- Show your awareness of the broader subject. Demonstrate an understanding of current affairs, especially where relevant to your chosen subject.
- Write about your outside interests and achievements. Think about the skills involved and how they might be relevant to studying for a degree
- Presentation. Make sure that your personal statement is clearly expressed (good grammar), correctly spelt and well presented. Your personal statement should demonstrate that you are a careful and diligent student who cares about the quality of your work.
Do you interview applicants at Queen Mary?
Our decision to offer you a place will be based on your UCAS application. However, in certain circumstances, such as a mature student returning to higher education, an applicant with non-standard qualifications, or with grades below our normal entrance requirements, we will invite you for an interview before making an offer decision. In these cases the interview is important as we are looking for students who can demonstrate not only good academic achievement, but also a real commitment to and enthusiasm for geography or environmental science. If an offer is made following your interview, you will be invited to an Offer Holder Day. The Festivals of Geography
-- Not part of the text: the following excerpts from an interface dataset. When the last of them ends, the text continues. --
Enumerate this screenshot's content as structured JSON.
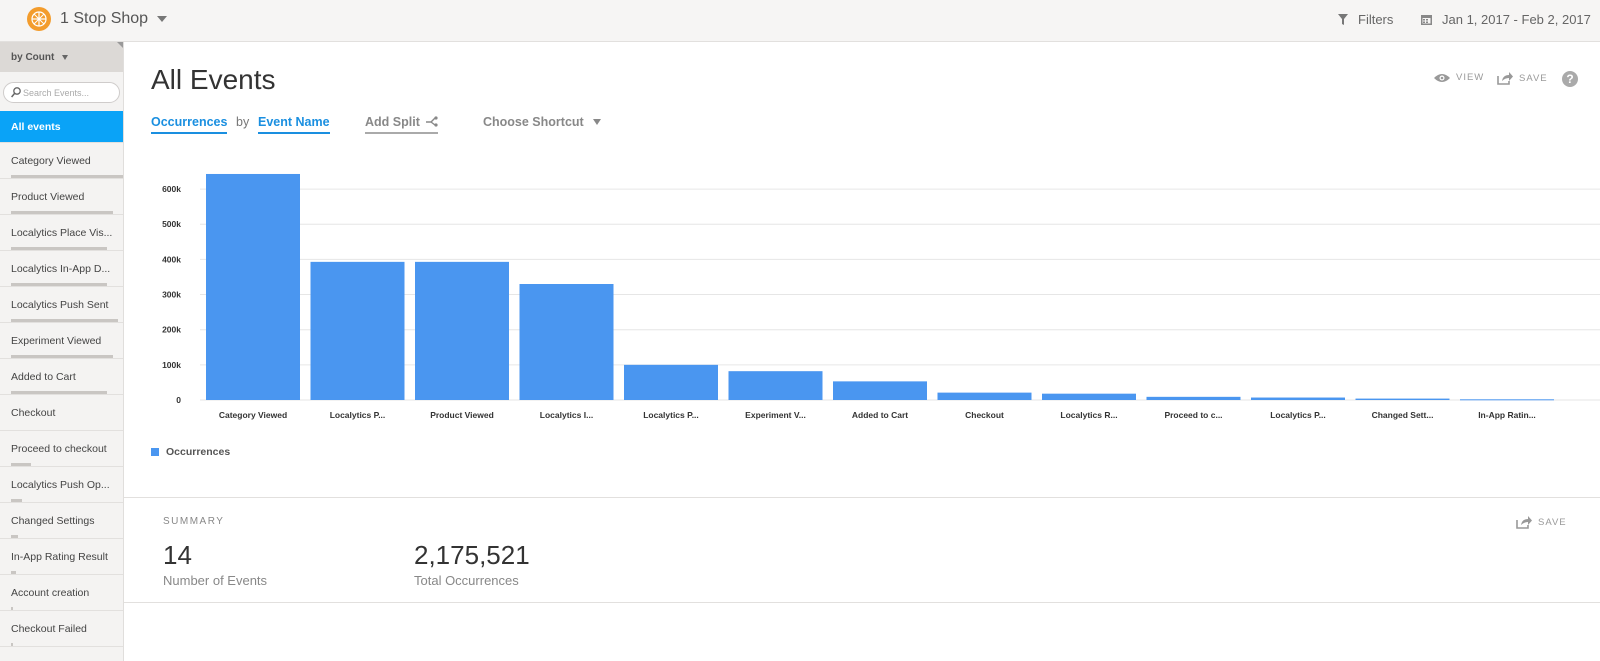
{
  "header": {
    "app_name": "1 Stop Shop",
    "filters_label": "Filters",
    "date_range": "Jan 1, 2017 - Feb 2, 2017"
  },
  "sidebar": {
    "sort_label": "by Count",
    "search_placeholder": "Search Events...",
    "items": [
      {
        "label": "All events",
        "active": true,
        "share": 0
      },
      {
        "label": "Category Viewed",
        "share": 1.0
      },
      {
        "label": "Product Viewed",
        "share": 0.9
      },
      {
        "label": "Localytics Place Vis...",
        "share": 0.85
      },
      {
        "label": "Localytics In-App D...",
        "share": 0.85
      },
      {
        "label": "Localytics Push Sent",
        "share": 0.95
      },
      {
        "label": "Experiment Viewed",
        "share": 0.9
      },
      {
        "label": "Added to Cart",
        "share": 0.85
      },
      {
        "label": "Checkout",
        "share": 0
      },
      {
        "label": "Proceed to checkout",
        "share": 0.18
      },
      {
        "label": "Localytics Push Op...",
        "share": 0.1
      },
      {
        "label": "Changed Settings",
        "share": 0.06
      },
      {
        "label": "In-App Rating Result",
        "share": 0.04
      },
      {
        "label": "Account creation",
        "share": 0.02
      },
      {
        "label": "Checkout Failed",
        "share": 0.02
      }
    ]
  },
  "main": {
    "title": "All Events",
    "view_label": "VIEW",
    "save_label": "SAVE",
    "help_label": "?",
    "metric": "Occurrences",
    "by_label": "by",
    "dimension": "Event Name",
    "add_split": "Add Split",
    "shortcut": "Choose Shortcut"
  },
  "chart_data": {
    "type": "bar",
    "categories": [
      "Category Viewed",
      "Localytics P...",
      "Product Viewed",
      "Localytics I...",
      "Localytics P...",
      "Experiment V...",
      "Added to Cart",
      "Checkout",
      "Localytics R...",
      "Proceed to c...",
      "Localytics P...",
      "Changed Sett...",
      "In-App Ratin..."
    ],
    "series": [
      {
        "name": "Occurrences",
        "values": [
          643000,
          393000,
          393000,
          330000,
          100000,
          82000,
          53000,
          21000,
          18000,
          9000,
          7000,
          4000,
          2000
        ]
      }
    ],
    "yticks": [
      0,
      100000,
      200000,
      300000,
      400000,
      500000,
      600000
    ],
    "ytick_labels": [
      "0",
      "100k",
      "200k",
      "300k",
      "400k",
      "500k",
      "600k"
    ],
    "ylim": [
      0,
      660000
    ],
    "grid": true,
    "legend": "bottom-left",
    "color": "#4a96f0"
  },
  "summary": {
    "label": "SUMMARY",
    "save_label": "SAVE",
    "stats": [
      {
        "value": "14",
        "label": "Number of Events"
      },
      {
        "value": "2,175,521",
        "label": "Total Occurrences"
      }
    ]
  }
}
, as these days are known, enable offer holders to get a much more detailed insight into studying in the School of Geography at Queen Mary, meet staff and students, and see the facilities. While not compulsory, it is advisable to attend these open days in the event that you miss your target offer grades – admissions staff will consider your level of commitment to the School when making final admissions decisions. Applicants may also be asked to attend an interview in certain cases, such as if they meet the criteria for consideration for the School of Geography's Outstanding Potential Award Scheme [PDF 587KB]
, or if they have alternative qualifications other than A-levels.
How many offers can I accept?
You will not be able to accept or decline any of the offers you have received until ALL the universities you have applied to have confirmed their decision with UCAS. You must make a FIRM acceptance of one of your offers, an INSURANCE acceptance of one other offer, and decline any other offers you have been made. Typically, students will choose to hold the course they most want to do as their FIRM offer, and then hold a slightly lower offer as their INSURANCE. If you achieve the grades needed for your FIRM offer, your place on that course will be confirmed in August when the exam results are published. If you are rejected by your firm choice because you did meet the conditions of the offer, but DO achieve the grades for your Insurance choice, you will be placed with your Insurance course.
Do you have a contextual admissions policy?
As part of our commitment to ensuring that students with the potential to excel in a challenging university environment, regardless of background, are encouraged to apply to study with us, we are able to take ‘contextual data’ into consideration when making an offer. This involves considering, alongside the academic strengths of your application, the level of participation in Higher Education in your neighbourhood (based on HEFCE POLAR3 data), the performance of the school(s) or college(s) where you took your GCSEs and A Levels and whether you have spent time in care.